Using a Tesla coil to remotely oscillate positive and negative charges in nanotubes, the scientists noticed that the tiny structures would link together to form long, web-like wires while simultaneously absorbing energy from the coil to form circuits. This phenomenon had never been observed, and perhaps never imagined – not even by Nikola Tesla, who designed the coils over a century ago. Team lead Paul Cherukuri was astounded. “It is such a stunning thing to watch these nanotubes come alive and stitch themselves into wires on the other side of the room,” he said in a Rice University article about the finding.
Self-assembly and simultaneous power were surprising and exciting features of the phenomenon. With a bit more experimentation, the team found another intriguing aspect – they could control the nanotubes through a force field from a distance.
In an early experiment apparently inspired by one of Cherukuri’s dreams, the team attempted to light LEDs using Teslaphoresis. They charged nanotubes with Tesla coils, which caused the tubes to assemble themselves and created a circuit that connected two LEDs. Just as Cherukuri’s dream predicted, the nanotubes absorbed energy from the Tesla coil and the LEDs lit up. Observing this, Cherukuri had another moment of inspiration.
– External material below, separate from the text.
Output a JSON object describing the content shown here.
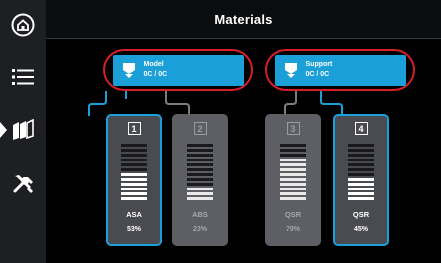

He realized that by redesigning a Tesla coil he could develop a force field that could control the nanotubes from several feet away, attracting them to the source like a tractor beam.
“Electric fields have been used to move small objects, but only over ultrashort distances,” Cherukuri said. “With Teslaphoresis, we have the ability to massively scale up force fields to move matter remotely.” According to Lindsey Bornhoeft, the paper’s lead author and a biomedical engineering graduate student at Texas A&M, larger systems could manipulate matter from even greater distances.
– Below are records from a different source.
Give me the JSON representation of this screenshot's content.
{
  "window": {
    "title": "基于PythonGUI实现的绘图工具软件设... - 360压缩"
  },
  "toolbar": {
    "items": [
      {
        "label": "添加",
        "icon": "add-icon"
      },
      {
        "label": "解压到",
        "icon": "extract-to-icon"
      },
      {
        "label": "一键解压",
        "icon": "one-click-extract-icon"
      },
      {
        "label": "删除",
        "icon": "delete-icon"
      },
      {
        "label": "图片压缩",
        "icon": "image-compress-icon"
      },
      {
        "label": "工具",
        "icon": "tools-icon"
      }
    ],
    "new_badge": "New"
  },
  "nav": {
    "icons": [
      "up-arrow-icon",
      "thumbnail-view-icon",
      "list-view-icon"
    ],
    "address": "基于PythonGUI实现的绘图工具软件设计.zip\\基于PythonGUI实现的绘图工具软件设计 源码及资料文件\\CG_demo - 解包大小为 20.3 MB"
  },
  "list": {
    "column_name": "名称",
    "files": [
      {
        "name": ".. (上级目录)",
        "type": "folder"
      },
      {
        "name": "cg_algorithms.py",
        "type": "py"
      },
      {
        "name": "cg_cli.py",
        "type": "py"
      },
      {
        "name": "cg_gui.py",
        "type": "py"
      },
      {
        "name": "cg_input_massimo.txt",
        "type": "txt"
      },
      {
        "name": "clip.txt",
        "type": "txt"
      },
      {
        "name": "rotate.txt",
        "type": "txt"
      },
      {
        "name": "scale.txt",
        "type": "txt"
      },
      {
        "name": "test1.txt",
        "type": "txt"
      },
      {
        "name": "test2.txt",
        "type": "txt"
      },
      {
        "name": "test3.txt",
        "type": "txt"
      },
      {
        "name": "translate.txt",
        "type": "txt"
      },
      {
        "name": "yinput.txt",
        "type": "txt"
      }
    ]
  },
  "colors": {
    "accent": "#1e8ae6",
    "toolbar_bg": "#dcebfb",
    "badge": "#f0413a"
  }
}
Nanotubes were an obvious choice for Rice University which has been instrumental in refining the technology. But the researchers see their discovery being applied to other nanomaterials as well. Bornhoeft points to potential future applications in silicon chips, conductive circuits, and biomedical engineering.